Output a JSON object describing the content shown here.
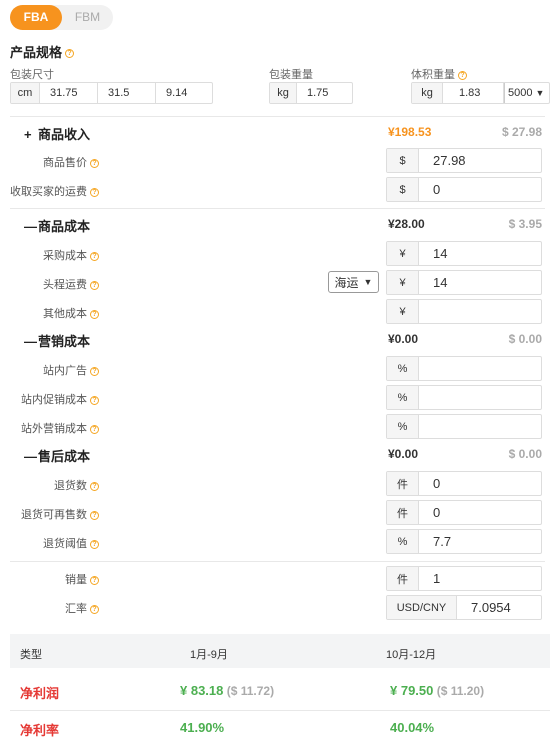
{
  "tabs": {
    "active": "FBA",
    "inactive": "FBM"
  },
  "spec": {
    "title": "产品规格",
    "pkg_size_label": "包装尺寸",
    "pkg_size_unit": "cm",
    "length": "31.75",
    "width": "31.5",
    "height": "9.14",
    "pkg_weight_label": "包装重量",
    "pkg_weight_unit": "kg",
    "pkg_weight": "1.75",
    "vol_weight_label": "体积重量",
    "vol_weight_unit": "kg",
    "vol_weight": "1.83",
    "vol_divisor": "5000"
  },
  "income": {
    "sign": "+",
    "title": "商品收入",
    "cny": "¥198.53",
    "usd": "$ 27.98",
    "price_label": "商品售价",
    "price_unit": "$",
    "price": "27.98",
    "shipping_label": "收取买家的运费",
    "shipping_unit": "$",
    "shipping": "0"
  },
  "goods_cost": {
    "sign": "—",
    "title": "商品成本",
    "cny": "¥28.00",
    "usd": "$ 3.95",
    "purchase_label": "采购成本",
    "purchase_unit": "¥",
    "purchase": "14",
    "freight_label": "头程运费",
    "freight_mode": "海运",
    "freight_unit": "¥",
    "freight": "14",
    "other_label": "其他成本",
    "other_unit": "¥",
    "other": ""
  },
  "marketing": {
    "sign": "—",
    "title": "营销成本",
    "cny": "¥0.00",
    "usd": "$ 0.00",
    "ads_label": "站内广告",
    "ads_unit": "%",
    "ads": "",
    "promo_label": "站内促销成本",
    "promo_unit": "%",
    "promo": "",
    "offsite_label": "站外营销成本",
    "offsite_unit": "%",
    "offsite": ""
  },
  "aftersale": {
    "sign": "—",
    "title": "售后成本",
    "cny": "¥0.00",
    "usd": "$ 0.00",
    "returns_label": "退货数",
    "returns_unit": "件",
    "returns": "0",
    "resell_label": "退货可再售数",
    "resell_unit": "件",
    "resell": "0",
    "threshold_label": "退货阈值",
    "threshold_unit": "%",
    "threshold": "7.7"
  },
  "sales": {
    "qty_label": "销量",
    "qty_unit": "件",
    "qty": "1",
    "fx_label": "汇率",
    "fx_unit": "USD/CNY",
    "fx": "7.0954"
  },
  "summary": {
    "col_type": "类型",
    "col_1": "1月-9月",
    "col_2": "10月-12月",
    "profit_label": "净利润",
    "profit_1_cny": "¥ 83.18",
    "profit_1_usd": "($ 11.72)",
    "profit_2_cny": "¥ 79.50",
    "profit_2_usd": "($ 11.20)",
    "margin_label": "净利率",
    "margin_1": "41.90%",
    "margin_2": "40.04%"
  }
}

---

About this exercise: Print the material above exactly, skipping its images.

Output of the exercise:
Output a JSON object describing the content shown here.
{
  "tabs": {
    "active": "FBA",
    "inactive": "FBM"
  },
  "spec": {
    "title": "产品规格",
    "pkg_size_label": "包装尺寸",
    "pkg_size_unit": "cm",
    "length": "31.75",
    "width": "31.5",
    "height": "9.14",
    "pkg_weight_label": "包装重量",
    "pkg_weight_unit": "kg",
    "pkg_weight": "1.75",
    "vol_weight_label": "体积重量",
    "vol_weight_unit": "kg",
    "vol_weight": "1.83",
    "vol_divisor": "5000"
  },
  "income": {
    "sign": "+",
    "title": "商品收入",
    "cny": "¥198.53",
    "usd": "$ 27.98",
    "price_label": "商品售价",
    "price_unit": "$",
    "price": "27.98",
    "shipping_label": "收取买家的运费",
    "shipping_unit": "$",
    "shipping": "0"
  },
  "goods_cost": {
    "sign": "—",
    "title": "商品成本",
    "cny": "¥28.00",
    "usd": "$ 3.95",
    "purchase_label": "采购成本",
    "purchase_unit": "¥",
    "purchase": "14",
    "freight_label": "头程运费",
    "freight_mode": "海运",
    "freight_unit": "¥",
    "freight": "14",
    "other_label": "其他成本",
    "other_unit": "¥",
    "other": ""
  },
  "marketing": {
    "sign": "—",
    "title": "营销成本",
    "cny": "¥0.00",
    "usd": "$ 0.00",
    "ads_label": "站内广告",
    "ads_unit": "%",
    "ads": "",
    "promo_label": "站内促销成本",
    "promo_unit": "%",
    "promo": "",
    "offsite_label": "站外营销成本",
    "offsite_unit": "%",
    "offsite": ""
  },
  "aftersale": {
    "sign": "—",
    "title": "售后成本",
    "cny": "¥0.00",
    "usd": "$ 0.00",
    "returns_label": "退货数",
    "returns_unit": "件",
    "returns": "0",
    "resell_label": "退货可再售数",
    "resell_unit": "件",
    "resell": "0",
    "threshold_label": "退货阈值",
    "threshold_unit": "%",
    "threshold": "7.7"
  },
  "sales": {
    "qty_label": "销量",
    "qty_unit": "件",
    "qty": "1",
    "fx_label": "汇率",
    "fx_unit": "USD/CNY",
    "fx": "7.0954"
  },
  "summary": {
    "col_type": "类型",
    "col_1": "1月-9月",
    "col_2": "10月-12月",
    "profit_label": "净利润",
    "profit_1_cny": "¥ 83.18",
    "profit_1_usd": "($ 11.72)",
    "profit_2_cny": "¥ 79.50",
    "profit_2_usd": "($ 11.20)",
    "margin_label": "净利率",
    "margin_1": "41.90%",
    "margin_2": "40.04%"
  }
}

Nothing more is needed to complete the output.